TikTok Is Falling For The Pasta Queen's Italian Appetizer

Italian culture revolves around food. Meals in Italy are meant to last for hours and have multiple courses. The restaurant wait staff will leave you alone until you request the check — a significant difference from the rushed meals we favor in the U.S., per Georgetown University.

At the root of this cultural difference is the importance Italians place on food and the pleasure it brings them. Meals are meant to be enjoyed with family and friends, indulging in conversation. Italian recipes generally have few ingredients, allowing you to savor the taste of each element without masking the flavor with too many additions. This cuisine requires quality ingredients, which is why Italian food is popular globally. According to a survey by YouGov, 86% of Americans polled voted Italian food as their favorite ethnic cuisine.

Traditionally, antipasto (appetizer) is served to begin a meal. These are small bites that aren't meant to fill you up. Antipasto is similar to the charcuterie boards filling up Instagram posts. Varied by region, antipasto consists of cured meat, fresh and pickled vegetables, olives, crostini, and polenta, per Great Italian Chefs.

Italian transplant Nadia Caterina Munno, known as The Pasta Queen to her millions of social media followers, has made a name for herself with theatrical cooking videos and critiques of other people's cooking. Sharing her nonna's recipes, Munno's passion for cooking Italian food is palpable. Despite her nickname, Munno's repertoire goes beyond cooking pasta. Recently, she shared a recipe for an antipasto that has TikTok drooling.

The Pasta Queen's roasted tomato and burrata crostino

The Pasta Queen prepared a crostino with roasted tomatoes and burrata for her TikTok followers. Followers like Tina G. commented, "Perfection," and Christopher Game wrote, "I think I love you..." Crostino or crostini are small slices of toasted bread, topped with savory ingredients. Like bruschetta, which is a mainstay on Italian restaurant menus, crostino are smaller bites that are roughly half the size of bruschetta (via Delallo).

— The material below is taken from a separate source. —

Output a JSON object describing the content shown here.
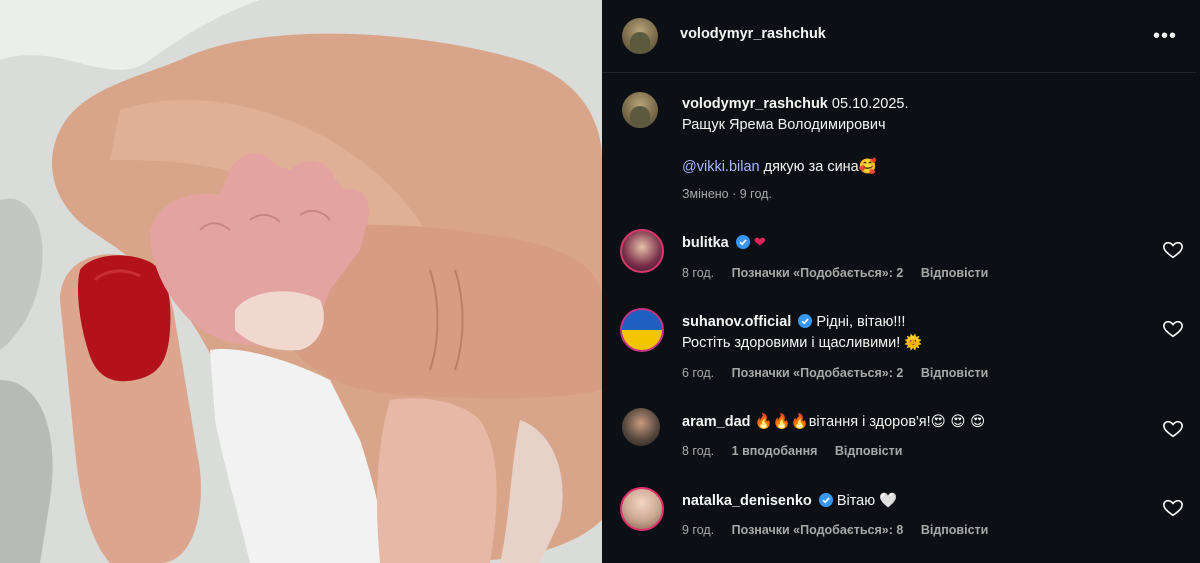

While The Pasta Queen usually narrates her videos, she allows the sounds of cooking to do the talking in this video. Grape tomatoes are halved and placed in a glass baking dish with generous amounts ("glugs") of olive oil, minced garlic, and salt. While the tomatoes roast in the oven, The Pasta Queen cuts a loaf of rustic bread into thirds and splits each wedge in half the long way. Bypassing the range, she opts to pan-fry the bread in olive oil on the stove, pressing each piece down with her fingers to ensure contact with the hot pan.

The toasted bread is rubbed with raw garlic before tearing and smearing burrata on top. The roasted tomatoes and a spoonful of their juices are placed on the burrata before torn basil is added as a garnish. True to Italian culture, just a handful of quality ingredients were used to create this simple first course. All that's left to say is, "This crostino is heavenly, just like you are."